The one thing I’m aware of regarding other promotions Warner Bros. Engaged in is their sponsoring of the season premiere of the show â€œSmithâ€ on CBS about two weeks before the movie opened. The studio bought all the advertising time within the show in order to present it with limited commercial breaks and with The Departed as the only brand being shilled during those breaks. It was disconcerting to me to learn after the fact that all they did was show the movie’s trailer six times with that sole-presenter opportunity. The studio would have done better, I think, if they had showed the trailer a few times but mixed behind-the-scenes footage or exclusive clips from the film in with it.

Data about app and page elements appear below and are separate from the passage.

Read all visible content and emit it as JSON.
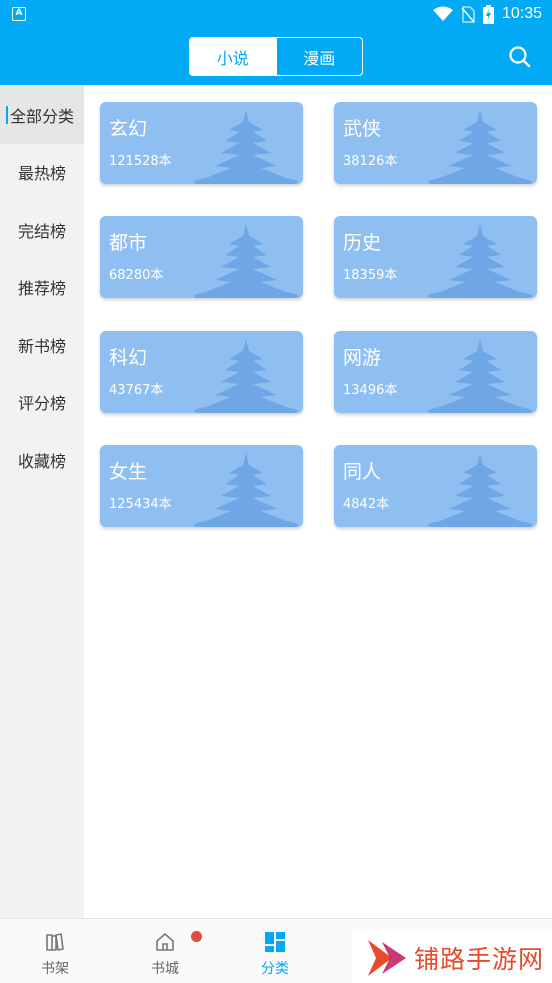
{
  "status_bar": {
    "time": "10:35",
    "app_icon_letter": "A"
  },
  "header": {
    "tabs": [
      {
        "label": "小说",
        "active": true
      },
      {
        "label": "漫画",
        "active": false
      }
    ],
    "search_icon": "search-icon"
  },
  "sidebar": {
    "items": [
      {
        "label": "全部分类",
        "active": true
      },
      {
        "label": "最热榜"
      },
      {
        "label": "完结榜"
      },
      {
        "label": "推荐榜"
      },
      {
        "label": "新书榜"
      },
      {
        "label": "评分榜"
      },
      {
        "label": "收藏榜"
      }
    ]
  },
  "categories": [
    {
      "name": "玄幻",
      "count": "121528本"
    },
    {
      "name": "武侠",
      "count": "38126本"
    },
    {
      "name": "都市",
      "count": "68280本"
    },
    {
      "name": "历史",
      "count": "18359本"
    },
    {
      "name": "科幻",
      "count": "43767本"
    },
    {
      "name": "网游",
      "count": "13496本"
    },
    {
      "name": "女生",
      "count": "125434本"
    },
    {
      "name": "同人",
      "count": "4842本"
    }
  ],
  "bottom_nav": {
    "items": [
      {
        "label": "书架",
        "icon": "bookshelf-icon",
        "badge": false
      },
      {
        "label": "书城",
        "icon": "home-icon",
        "badge": true
      },
      {
        "label": "分类",
        "icon": "category-icon",
        "active": true
      }
    ]
  },
  "watermark": {
    "text": "铺路手游网"
  },
  "colors": {
    "accent": "#02a9f4",
    "card": "#8fbff1",
    "badge": "#e14b3b",
    "watermark": "#e84a2e"
  }
}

Think about it. If you’re watching an hour-long show with regular commercial breaks and you see the same spot over and over again, you’re pretty much tuning it out by the third airing. I doubt after that third airing of the trailer anyone was even paying attention to it. And if they were, the familiarity they now felt with it was probably shifting to contempt and annoyance. The law of diminishing returns was, I would venture to guess, definitely in play here. Advertising has to add value to the property and not take away from it.
It’s a good, solid campaign that has as many strong points as it does faults. The posters are, after a little consideration, nicely designed, even if they do little to sell the movie outside of highlighting the cast. The trailer is great. The website is middle-of-the-road. The MySpace page is a great idea. The â€œSmithâ€ sponsorship is a wasted opportunity.
The strong points of the movie are so strong that it makes me think the studio is really counting on this, not just as a box-office hit but also as a critical and potential Oscar favorite. But the weak points are so weak that they make me feel like the studio wasn’t even trying. It’s a very inconsistent campaign, which is too bad considering the creative people involved. That’s a bit disappointing.